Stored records

[Start of section]

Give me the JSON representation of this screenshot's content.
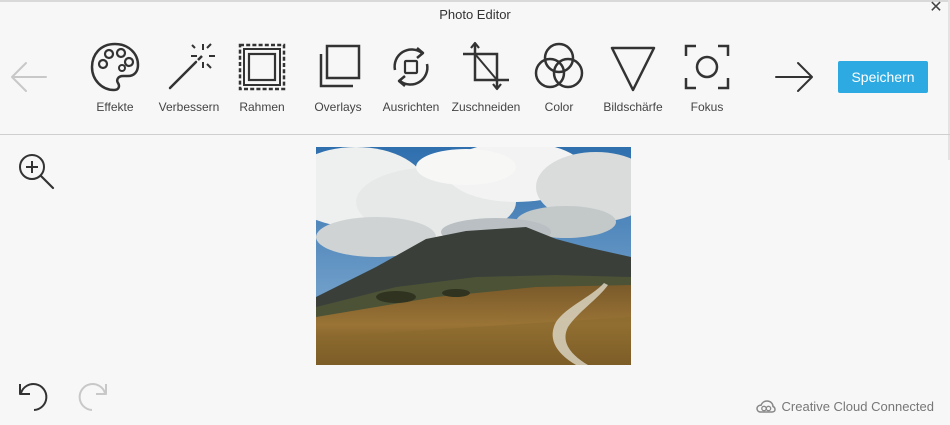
{
  "window": {
    "title": "Photo Editor",
    "close_glyph": "✕"
  },
  "toolbar": {
    "prev_icon": "arrow-left-icon",
    "next_icon": "arrow-right-icon",
    "tools": [
      {
        "id": "effekte",
        "label": "Effekte",
        "icon": "palette-icon"
      },
      {
        "id": "verbessern",
        "label": "Verbessern",
        "icon": "magic-wand-icon"
      },
      {
        "id": "rahmen",
        "label": "Rahmen",
        "icon": "frame-icon"
      },
      {
        "id": "overlays",
        "label": "Overlays",
        "icon": "overlays-icon"
      },
      {
        "id": "ausrichten",
        "label": "Ausrichten",
        "icon": "rotate-icon"
      },
      {
        "id": "zuschneiden",
        "label": "Zuschneiden",
        "icon": "crop-icon"
      },
      {
        "id": "color",
        "label": "Color",
        "icon": "color-circles-icon"
      },
      {
        "id": "bildschaerfe",
        "label": "Bildschärfe",
        "icon": "sharpness-triangle-icon"
      },
      {
        "id": "fokus",
        "label": "Fokus",
        "icon": "focus-icon"
      }
    ],
    "save_label": "Speichern"
  },
  "canvas": {
    "zoom_icon": "zoom-in-icon",
    "undo_icon": "undo-icon",
    "redo_icon": "redo-icon",
    "photo_subject": "landscape-photo"
  },
  "footer": {
    "cc_label": "Creative Cloud Connected",
    "cc_icon": "creative-cloud-icon"
  },
  "colors": {
    "accent": "#2daae1",
    "icon": "#333333",
    "disabled": "#c8c8c8"
  }
}
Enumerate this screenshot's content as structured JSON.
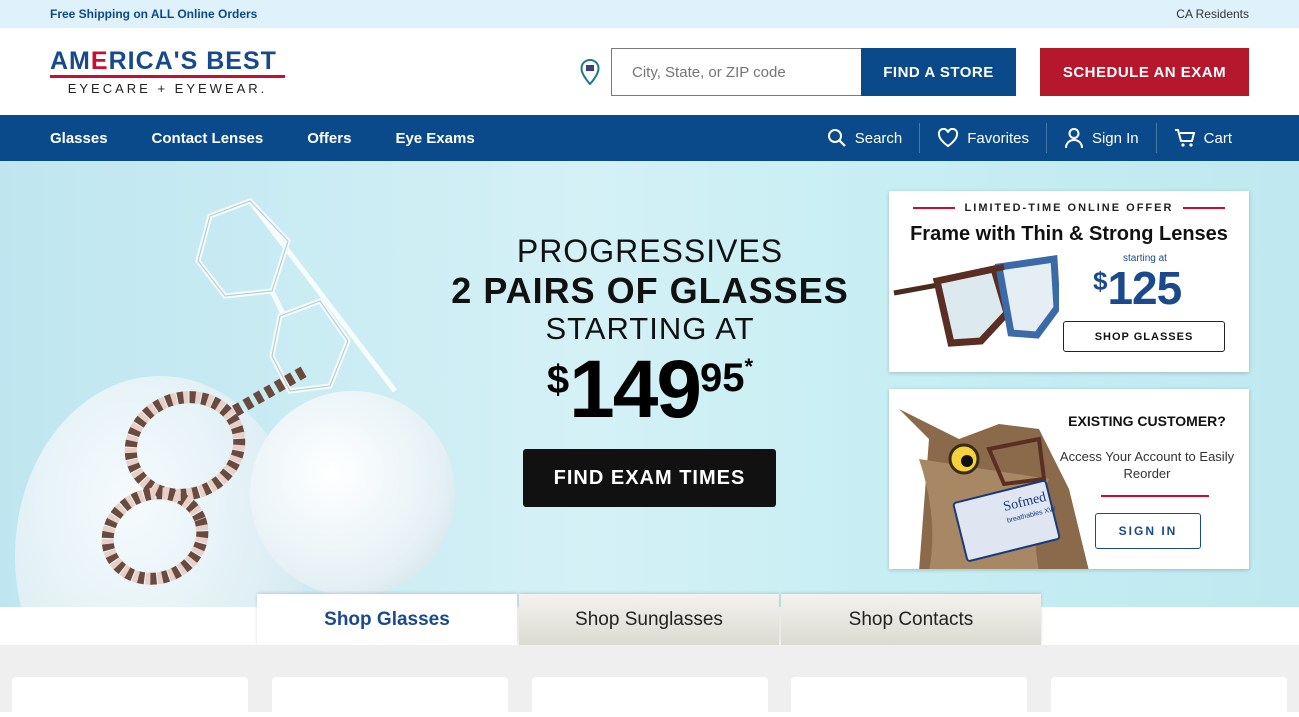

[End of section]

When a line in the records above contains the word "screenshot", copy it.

Give me the JSON representation of this screenshot's content.
Enumerate this screenshot's content as structured JSON.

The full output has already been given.